I know the example is "hurry up and wait." I didn't know enough about your characters or story to add anything meaningful. Even the things I did add were total filler.

Unfortunately, once I cut out all the standing, leaning, thinking, correcting, stretching, filling, looking like something, trying to do things, and deciding not to do something, there was hardly anything left except character introductions. I'm NOT trying to be mean, really(!), that's just what I saw.

Could you add, maybe, more things that set the scene better, or describe the characters more, or describe the ship in interesting language? Only a few would be needed. Are planks sodden, is hair dripping? Is anything making any sounds?

If this is meant to show a forced inactivity, and all the characters are frustrated because they can't do anything, all chartacters should be annoyed, even in their internal monologue. They should snap at each other. Henry shouldn't sound impressed by the ship's speed, but annoyed by it. Grace could be more irritated by the ship's insistence on the use of one word versus another. Peaceful-sounding references to sails filling a blue sky, etc. need to be left out.
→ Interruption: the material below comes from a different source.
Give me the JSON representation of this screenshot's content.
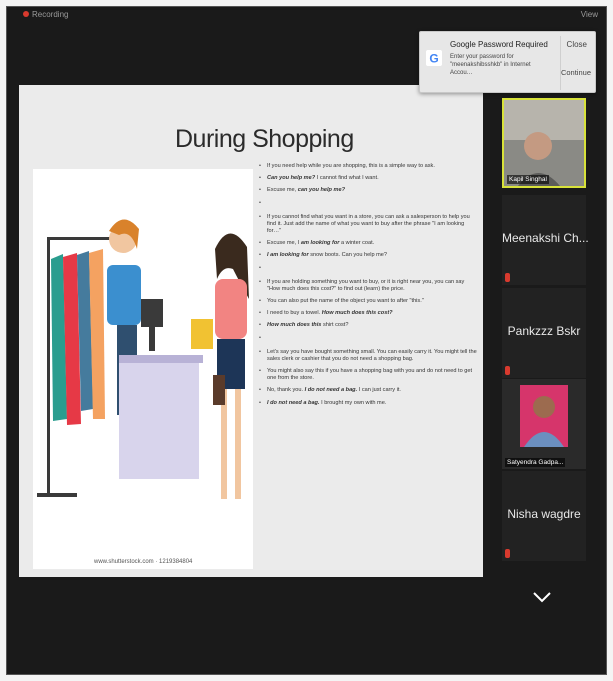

Stress references could then be put in- creaks and groans, whipping wind, etc. All focusing readers' emotions toward the frustration of the characters stuck in a situation.

I don't know if you were going for this or not, but it doesn't make that impact as stands. It's fine to have inactivity as long as the emotions come through well. That way the characters aren't seen as passive do-nothings but as frustrated forced-to-do-nothings. Again assuming this is what you are going for, and I think it might be.